Qualitative Vs Quantitative Research – My First Marketing Survey Experience

What makes a good marketeer? Is it just about STP and the 4 Ps? Well, these concepts indeed form the crux of marketing, but one can’t do it without understanding customers. What sets apart a good marketeer from others is her or his ability to understand customers, their behaviour, attitude, fears, lifestyle, life stage, etc that influences their preferences.

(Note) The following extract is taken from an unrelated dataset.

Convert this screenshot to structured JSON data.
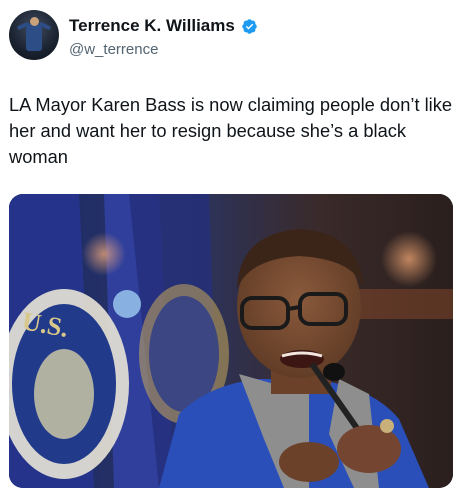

It all started with my first marketing project. Having one of the best marketing faculties in our campus, this project was certainly not going to be a comfortable ride. Initially, we were asked to pick up a product category and two brands of our choice and to analyze their target segments and positioning strategies. I chose the television market with Samsung & Mi TV as brands to compare. We were handed over the task to survey at least 50 consumers and gather information in our best possible way. The best (or worst) part of this was we were not given any framework/format beforehand to design our survey. So a challenge here for me was to decide upon how I wanted my survey to be – how many questions to include, type of questions to add, should it be more descriptive or just MCQs & rating on a few parameters and so on.

This dilemma of quantitative vs. qualitative research was sorted only once I got some exposure to the ground level reality. I spoke to around 50 random strangers in Shillong and got to know their feedback on the current television brands. I realized that not all of my questions or rather the options provided for answers to those questions made sense. The consumers had numerous experiences to share, however not all of that was captured through my survey. For example, there was a question on what do you most often watch on TV, and the options were – movies, sports, general entertainment, etc. After speaking to few consumers (especially some teenagers), I got to know that they primarily used television for gaming, i.e. integrating their TV screens with PS or Xbox and enhancing their gaming experience. Their choice of brands depended more on the refresh rates of TVs which lowers the input lag while playing. It made me realize that I could include this option for the question and gauge the percentage of consumers interested in buying television just for gaming purpose.

So something that I took back from this experience when it comes to qualitative vs. quantitative research was this – Quantitative research helps one to see the bigger picture, to quantify all the data so that one can use it for further statistics and other data analysis models while Qualitative data is more descriptive, it helps to gain an understanding of underlying reasons, opinions, and motivations, it provides insights into the problem or helps to develop ideas or hypotheses for potential quantitative research.

Thus the methodology that a marketer can take is to start his investigation by including subjective inquiries, making note of every last detail caught in it and then planning quantitative research in light of that. This would guarantee that the marketer is estimating pertinent information which can add to the insights into customers’ perspective.

Kaustubh Jagasia